These common-sense laws are facing opposition from those who view any restriction of driving activities as an infringement of their rights, as well as those who worry about abusive enforcement of such bans.
To the latter: Any new law has the potential to invite abuse. If that was the criteria for legislative passage, nothing would ever be enacted. However, these bills specify any ban will be enforced as a secondary action — meaning you can’t be pulled over for texting, but you could be charged in conjunction with, say, an accident.
To the former: When do your rights to act dangerously stop and the rights of others to be safe begin? When someone who’s typing on their cell phone while driving is shown to be as dangerous as someone who’s had a few drinks before getting behind the wheel, how can the first action be legal and the second not?
Why would anyone endorse a behavior that distracts a driver from paying attention to the road — endangering not only themselves but other drivers, pedestrians and bicyclists?

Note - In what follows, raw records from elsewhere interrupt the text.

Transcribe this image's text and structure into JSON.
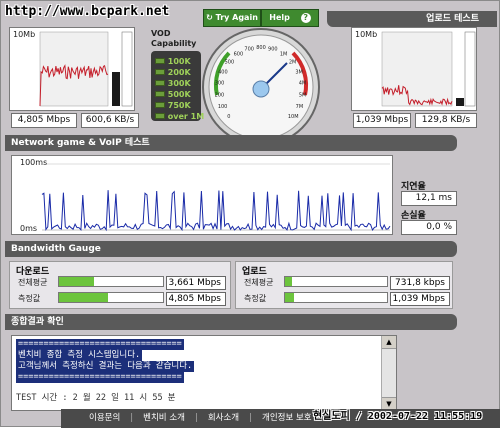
{
  "watermark": "http://www.bcpark.net",
  "download": {
    "title": "",
    "scale_max": "10Mb",
    "speed": "4,805 Mbps",
    "kbs": "600,6 KB/s"
  },
  "upload": {
    "title": "업로드 테스트",
    "scale_max": "10Mb",
    "speed": "1,039 Mbps",
    "kbs": "129,8 KB/s"
  },
  "vod": {
    "title": "VOD\nCapability",
    "items": [
      "100K",
      "200K",
      "300K",
      "500K",
      "750K",
      "over 1M"
    ]
  },
  "gauge": {
    "try_again": "Try Again",
    "help": "Help",
    "help_icon": "?",
    "ticks": [
      "0",
      "100",
      "200",
      "300",
      "400",
      "500",
      "600",
      "700",
      "800",
      "900",
      "1M",
      "2M",
      "3M",
      "4M",
      "5M",
      "7M",
      "10M"
    ]
  },
  "network": {
    "title": "Network game & VoIP 테스트",
    "y_top": "100ms",
    "y_bottom": "0ms",
    "latency_label": "지연율",
    "latency_value": "12,1 ms",
    "loss_label": "손실율",
    "loss_value": "0,0 %"
  },
  "bandwidth": {
    "title": "Bandwidth Gauge",
    "download_title": "다운로드",
    "upload_title": "업로드",
    "avg_label": "전체평균",
    "measured_label": "측정값",
    "download_avg": "3,661 Mbps",
    "download_measured": "4,805 Mbps",
    "upload_avg": "731,8 kbps",
    "upload_measured": "1,039 Mbps",
    "download_avg_fill": 0.34,
    "download_measured_fill": 0.47,
    "upload_avg_fill": 0.07,
    "upload_measured_fill": 0.09
  },
  "results": {
    "title": "종합결과 확인",
    "lines": [
      "================================",
      "벤치비 종합 측정 시스템입니다.",
      "고객님께서 측정하신 결과는 다음과 같습니다.",
      "================================"
    ],
    "cut_line": "TEST 시간 :          2 월 22 일    11 시 55 분"
  },
  "footer": {
    "links": [
      "이용문의",
      "벤치비 소개",
      "회사소개",
      "개인정보 보호"
    ],
    "overlay": "현실도피 / 2002-07-22 11:55:19"
  },
  "colors": {
    "trace_red": "#c41e2a",
    "trace_blue": "#1a2ba8",
    "led_green": "#6b9e3a",
    "bar_green": "#6cc43d"
  }
}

One can hope drivers would realize texting and driving is a bad mix. In a perfect world, it wouldn’t take a law to make people do the smart thing. But this world isn’t perfect, and when one person’s actions endanger others, lawmakers must support public safety and give law enforcement personnel the tools they need to keep roads safe and keep distracted drivers from putting themselves and others at risk.
Even mobile phone companies have come around on the idea that texting and driving don’t mix. Florida should join them, and the majority of states who already ban such distractions.
Ken Gooderham serves on the steering committee of BikeWalkLee, a community coalition raising public awareness and advocating for complete streets in Lee County.